| EXERCISE INSTRUCTIONS |
Your answer should be the complete data, copied exactly.

| RECORD EXCERPTS |
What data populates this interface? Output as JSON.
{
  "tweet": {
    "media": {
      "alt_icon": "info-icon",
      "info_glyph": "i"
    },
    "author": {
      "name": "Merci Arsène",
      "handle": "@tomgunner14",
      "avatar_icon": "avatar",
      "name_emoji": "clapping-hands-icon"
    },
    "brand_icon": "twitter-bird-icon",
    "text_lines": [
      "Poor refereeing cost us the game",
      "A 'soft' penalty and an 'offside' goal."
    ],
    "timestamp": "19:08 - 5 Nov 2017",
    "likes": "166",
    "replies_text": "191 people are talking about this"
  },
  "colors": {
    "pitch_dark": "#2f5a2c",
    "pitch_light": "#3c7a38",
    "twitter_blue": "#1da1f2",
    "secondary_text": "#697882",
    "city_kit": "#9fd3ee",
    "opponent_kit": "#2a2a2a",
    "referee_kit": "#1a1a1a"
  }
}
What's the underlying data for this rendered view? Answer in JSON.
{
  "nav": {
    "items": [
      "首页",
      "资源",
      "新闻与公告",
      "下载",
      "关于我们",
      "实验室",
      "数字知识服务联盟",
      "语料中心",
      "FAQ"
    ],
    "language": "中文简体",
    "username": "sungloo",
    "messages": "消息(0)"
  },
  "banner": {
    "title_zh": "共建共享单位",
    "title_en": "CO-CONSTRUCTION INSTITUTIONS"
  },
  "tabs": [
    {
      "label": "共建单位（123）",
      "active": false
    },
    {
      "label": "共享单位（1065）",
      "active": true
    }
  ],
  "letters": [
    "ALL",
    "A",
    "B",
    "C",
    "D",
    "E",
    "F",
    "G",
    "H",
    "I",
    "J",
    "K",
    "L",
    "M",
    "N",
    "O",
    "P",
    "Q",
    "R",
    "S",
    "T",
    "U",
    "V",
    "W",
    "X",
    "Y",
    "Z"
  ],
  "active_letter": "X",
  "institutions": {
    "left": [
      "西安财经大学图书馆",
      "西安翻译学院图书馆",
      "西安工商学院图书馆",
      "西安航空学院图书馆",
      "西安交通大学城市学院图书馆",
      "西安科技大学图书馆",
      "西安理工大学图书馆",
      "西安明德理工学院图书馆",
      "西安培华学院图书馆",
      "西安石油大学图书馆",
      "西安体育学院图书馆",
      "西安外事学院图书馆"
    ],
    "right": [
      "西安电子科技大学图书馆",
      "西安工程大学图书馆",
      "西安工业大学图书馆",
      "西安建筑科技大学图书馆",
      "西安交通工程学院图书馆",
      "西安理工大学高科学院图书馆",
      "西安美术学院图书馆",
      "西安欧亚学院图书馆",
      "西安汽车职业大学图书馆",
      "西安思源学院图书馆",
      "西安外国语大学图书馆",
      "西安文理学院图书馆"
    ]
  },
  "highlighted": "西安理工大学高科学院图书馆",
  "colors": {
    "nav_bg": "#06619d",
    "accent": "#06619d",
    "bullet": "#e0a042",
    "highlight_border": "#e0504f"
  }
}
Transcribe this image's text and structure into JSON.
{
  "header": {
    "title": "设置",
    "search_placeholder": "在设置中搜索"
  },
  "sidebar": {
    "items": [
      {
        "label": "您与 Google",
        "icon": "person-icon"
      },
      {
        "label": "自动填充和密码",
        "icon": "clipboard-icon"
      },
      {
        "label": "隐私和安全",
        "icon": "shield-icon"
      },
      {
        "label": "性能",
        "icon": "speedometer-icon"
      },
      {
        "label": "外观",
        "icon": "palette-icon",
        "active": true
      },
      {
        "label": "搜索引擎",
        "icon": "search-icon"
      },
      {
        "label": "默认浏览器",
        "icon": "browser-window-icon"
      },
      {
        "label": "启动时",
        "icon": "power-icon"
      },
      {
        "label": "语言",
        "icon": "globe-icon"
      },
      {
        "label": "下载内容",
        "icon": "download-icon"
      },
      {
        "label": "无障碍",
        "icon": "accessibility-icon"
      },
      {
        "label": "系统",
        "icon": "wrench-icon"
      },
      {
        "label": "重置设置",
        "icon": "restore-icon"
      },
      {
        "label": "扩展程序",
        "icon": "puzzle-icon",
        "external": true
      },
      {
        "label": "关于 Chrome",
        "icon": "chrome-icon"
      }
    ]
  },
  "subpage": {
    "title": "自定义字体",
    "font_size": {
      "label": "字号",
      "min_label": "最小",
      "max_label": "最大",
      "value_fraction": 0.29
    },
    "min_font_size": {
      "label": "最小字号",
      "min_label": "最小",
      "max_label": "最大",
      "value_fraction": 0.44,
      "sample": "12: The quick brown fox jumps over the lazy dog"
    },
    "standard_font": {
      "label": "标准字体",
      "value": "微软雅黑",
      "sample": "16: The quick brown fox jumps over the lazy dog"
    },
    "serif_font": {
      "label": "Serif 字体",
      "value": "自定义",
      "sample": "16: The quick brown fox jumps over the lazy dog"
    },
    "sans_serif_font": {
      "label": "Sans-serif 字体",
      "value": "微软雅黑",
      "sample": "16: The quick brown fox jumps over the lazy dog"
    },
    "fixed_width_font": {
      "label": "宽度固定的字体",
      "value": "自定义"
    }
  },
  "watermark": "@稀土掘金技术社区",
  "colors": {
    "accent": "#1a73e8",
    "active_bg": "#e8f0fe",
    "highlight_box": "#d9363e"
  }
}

| THE COMPLETED TASK |
What data populates this interface? Output as JSON.
{
  "tweet": {
    "media": {
      "alt_icon": "info-icon",
      "info_glyph": "i"
    },
    "author": {
      "name": "Merci Arsène",
      "handle": "@tomgunner14",
      "avatar_icon": "avatar",
      "name_emoji": "clapping-hands-icon"
    },
    "brand_icon": "twitter-bird-icon",
    "text_lines": [
      "Poor refereeing cost us the game",
      "A 'soft' penalty and an 'offside' goal."
    ],
    "timestamp": "19:08 - 5 Nov 2017",
    "likes": "166",
    "replies_text": "191 people are talking about this"
  },
  "colors": {
    "pitch_dark": "#2f5a2c",
    "pitch_light": "#3c7a38",
    "twitter_blue": "#1da1f2",
    "secondary_text": "#697882",
    "city_kit": "#9fd3ee",
    "opponent_kit": "#2a2a2a",
    "referee_kit": "#1a1a1a"
  }
}
What's the underlying data for this rendered view? Answer in JSON.
{
  "nav": {
    "items": [
      "首页",
      "资源",
      "新闻与公告",
      "下载",
      "关于我们",
      "实验室",
      "数字知识服务联盟",
      "语料中心",
      "FAQ"
    ],
    "language": "中文简体",
    "username": "sungloo",
    "messages": "消息(0)"
  },
  "banner": {
    "title_zh": "共建共享单位",
    "title_en": "CO-CONSTRUCTION INSTITUTIONS"
  },
  "tabs": [
    {
      "label": "共建单位（123）",
      "active": false
    },
    {
      "label": "共享单位（1065）",
      "active": true
    }
  ],
  "letters": [
    "ALL",
    "A",
    "B",
    "C",
    "D",
    "E",
    "F",
    "G",
    "H",
    "I",
    "J",
    "K",
    "L",
    "M",
    "N",
    "O",
    "P",
    "Q",
    "R",
    "S",
    "T",
    "U",
    "V",
    "W",
    "X",
    "Y",
    "Z"
  ],
  "active_letter": "X",
  "institutions": {
    "left": [
      "西安财经大学图书馆",
      "西安翻译学院图书馆",
      "西安工商学院图书馆",
      "西安航空学院图书馆",
      "西安交通大学城市学院图书馆",
      "西安科技大学图书馆",
      "西安理工大学图书馆",
      "西安明德理工学院图书馆",
      "西安培华学院图书馆",
      "西安石油大学图书馆",
      "西安体育学院图书馆",
      "西安外事学院图书馆"
    ],
    "right": [
      "西安电子科技大学图书馆",
      "西安工程大学图书馆",
      "西安工业大学图书馆",
      "西安建筑科技大学图书馆",
      "西安交通工程学院图书馆",
      "西安理工大学高科学院图书馆",
      "西安美术学院图书馆",
      "西安欧亚学院图书馆",
      "西安汽车职业大学图书馆",
      "西安思源学院图书馆",
      "西安外国语大学图书馆",
      "西安文理学院图书馆"
    ]
  },
  "highlighted": "西安理工大学高科学院图书馆",
  "colors": {
    "nav_bg": "#06619d",
    "accent": "#06619d",
    "bullet": "#e0a042",
    "highlight_border": "#e0504f"
  }
}
Transcribe this image's text and structure into JSON.
{
  "header": {
    "title": "设置",
    "search_placeholder": "在设置中搜索"
  },
  "sidebar": {
    "items": [
      {
        "label": "您与 Google",
        "icon": "person-icon"
      },
      {
        "label": "自动填充和密码",
        "icon": "clipboard-icon"
      },
      {
        "label": "隐私和安全",
        "icon": "shield-icon"
      },
      {
        "label": "性能",
        "icon": "speedometer-icon"
      },
      {
        "label": "外观",
        "icon": "palette-icon",
        "active": true
      },
      {
        "label": "搜索引擎",
        "icon": "search-icon"
      },
      {
        "label": "默认浏览器",
        "icon": "browser-window-icon"
      },
      {
        "label": "启动时",
        "icon": "power-icon"
      },
      {
        "label": "语言",
        "icon": "globe-icon"
      },
      {
        "label": "下载内容",
        "icon": "download-icon"
      },
      {
        "label": "无障碍",
        "icon": "accessibility-icon"
      },
      {
        "label": "系统",
        "icon": "wrench-icon"
      },
      {
        "label": "重置设置",
        "icon": "restore-icon"
      },
      {
        "label": "扩展程序",
        "icon": "puzzle-icon",
        "external": true
      },
      {
        "label": "关于 Chrome",
        "icon": "chrome-icon"
      }
    ]
  },
  "subpage": {
    "title": "自定义字体",
    "font_size": {
      "label": "字号",
      "min_label": "最小",
      "max_label": "最大",
      "value_fraction": 0.29
    },
    "min_font_size": {
      "label": "最小字号",
      "min_label": "最小",
      "max_label": "最大",
      "value_fraction": 0.44,
      "sample": "12: The quick brown fox jumps over the lazy dog"
    },
    "standard_font": {
      "label": "标准字体",
      "value": "微软雅黑",
      "sample": "16: The quick brown fox jumps over the lazy dog"
    },
    "serif_font": {
      "label": "Serif 字体",
      "value": "自定义",
      "sample": "16: The quick brown fox jumps over the lazy dog"
    },
    "sans_serif_font": {
      "label": "Sans-serif 字体",
      "value": "微软雅黑",
      "sample": "16: The quick brown fox jumps over the lazy dog"
    },
    "fixed_width_font": {
      "label": "宽度固定的字体",
      "value": "自定义"
    }
  },
  "watermark": "@稀土掘金技术社区",
  "colors": {
    "accent": "#1a73e8",
    "active_bg": "#e8f0fe",
    "highlight_box": "#d9363e"
  }
}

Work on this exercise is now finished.